Friday, March 16, 2018

Native Invasive - Yaupon Holly

Because of inattention and the interruption of the fire cycle, the understory of our woods have become overgrown with brush; mostly Yaupon Holly. It is so thick it is classified as a "native" invasive species.  Yaupon Holly is native to East Texas, but at this level, it's acting just like an exotic invasive.

Yaupon Holly is a shade tolerant plant. It can thrive in shade or sun.  Pine trees on the other hand are shade intolerant. They need lots of sun to reproduce.  The shading of our forest floor from the overgrowth of Yaupon Holly has interrupted our pine trees reproductive cycle.  It has also shaded out the natural grasses and forbs that increase the nutrition of the soil.

The Yaupon Holly has got to go.

Brenda and I have been working most weekends on eradicating the Yaupon. I love the definition of eradicating; "To tear up by the roots."  That's what we've been doing. Pulling the Yaupon up by the roots. Here's a picture of some of the Yaupon roots we've pulled up.  This is just one pile.


Pulling is hard and slow work, but it's the best way we can think of right now. Cutting would be easier and quicker, but the Yaupon would come back and it would come back quickly.  So, pulling it up by the roots is what we do.

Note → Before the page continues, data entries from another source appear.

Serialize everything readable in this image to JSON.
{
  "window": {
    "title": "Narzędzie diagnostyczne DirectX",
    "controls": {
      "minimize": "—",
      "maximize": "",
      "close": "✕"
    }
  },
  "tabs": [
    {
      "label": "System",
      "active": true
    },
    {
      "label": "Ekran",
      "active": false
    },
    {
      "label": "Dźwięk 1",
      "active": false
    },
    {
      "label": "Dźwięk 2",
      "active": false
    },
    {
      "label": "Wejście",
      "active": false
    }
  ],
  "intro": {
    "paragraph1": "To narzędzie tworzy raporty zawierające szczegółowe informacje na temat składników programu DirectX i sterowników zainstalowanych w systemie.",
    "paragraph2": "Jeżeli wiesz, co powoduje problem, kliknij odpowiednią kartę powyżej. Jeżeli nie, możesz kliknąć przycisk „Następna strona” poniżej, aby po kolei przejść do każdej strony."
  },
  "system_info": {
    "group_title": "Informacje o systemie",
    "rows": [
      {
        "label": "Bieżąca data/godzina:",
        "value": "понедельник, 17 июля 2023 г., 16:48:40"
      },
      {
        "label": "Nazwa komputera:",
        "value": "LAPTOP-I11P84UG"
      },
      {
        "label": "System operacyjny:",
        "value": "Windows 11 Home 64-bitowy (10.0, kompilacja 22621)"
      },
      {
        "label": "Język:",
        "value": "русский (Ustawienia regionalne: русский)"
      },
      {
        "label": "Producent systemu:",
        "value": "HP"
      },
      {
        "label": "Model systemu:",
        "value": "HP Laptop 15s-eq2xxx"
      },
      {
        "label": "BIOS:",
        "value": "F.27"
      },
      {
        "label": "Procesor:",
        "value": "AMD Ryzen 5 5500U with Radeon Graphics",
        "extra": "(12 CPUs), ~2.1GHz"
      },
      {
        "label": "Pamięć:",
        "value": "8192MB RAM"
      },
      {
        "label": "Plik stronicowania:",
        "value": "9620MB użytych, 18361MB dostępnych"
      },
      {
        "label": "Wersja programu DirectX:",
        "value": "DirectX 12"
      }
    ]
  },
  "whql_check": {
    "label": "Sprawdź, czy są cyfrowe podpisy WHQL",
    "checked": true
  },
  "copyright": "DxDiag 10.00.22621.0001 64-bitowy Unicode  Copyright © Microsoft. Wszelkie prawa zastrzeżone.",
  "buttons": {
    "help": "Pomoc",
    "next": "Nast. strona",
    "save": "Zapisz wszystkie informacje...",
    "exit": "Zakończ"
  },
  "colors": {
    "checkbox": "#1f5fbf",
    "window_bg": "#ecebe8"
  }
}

 Brenda and I have been working in what we call the "cabin site" for most of 2018. As you can see, we've opened up quite a bit of space.  There's a lot more cleared off to the left of this picture. In the background you can see the wall of Yaupon that still needs to be removed.

Below is a picture of where we've started to cut our new wood's road that I talked about in a previous post.

I wish we didn't have to cut a new road, but we do, so that's what we do.  We work a little bit in each area; a day working the cabin site; the next day working the new road. Slowly, but surely it's getting done.

One of the things you'll notice in the picture to the right is that there are no pine tree seedlings. None.  Below is a picture of what happens when you open up a space and let the light in. Lots and lots of pine tree regeneration.



Wednesday, March 14, 2018

A week in the woods

Thankfully, the weather cleared up and it was a beautiful week for working in our woods.  Brenda and I spent Monday (3/12) to Friday (3/16) at Turkey Creek Timber. We got a lot done, but there is a whole lot that we still need to do.

We've decided to abandon our worst wood's road. It's that main road that takes us across Turkey Creek and to the "other side".  Unfortunately, the erosion is just too extensive.  It will take a huge amount of work to "fix" the trail and quite a bit of money.

 We've decided to cut a new road that is parallel to the abandoned road. We will pile up the slash from the new road onto the abandoned road to help stop and hopefully reverse the erosion.

You can see from the image to the left that some brush that was left on the road a while back has help to catch and retain dirt that eroded from a water bar that I built. We're hoping to help that process.

We put logs into the deep erosion cuts and piled up branches on top. We also chipped up a lot of the branches and the wood chips were added on top of the logs.

What we want to happen is for the piled up branches to catch the leaves  and to help create a dam that will slow up and even pond the runoff water. This will help let the eroded soil from further up the trail to settle out and fill in the deep cuts that have formed in the road.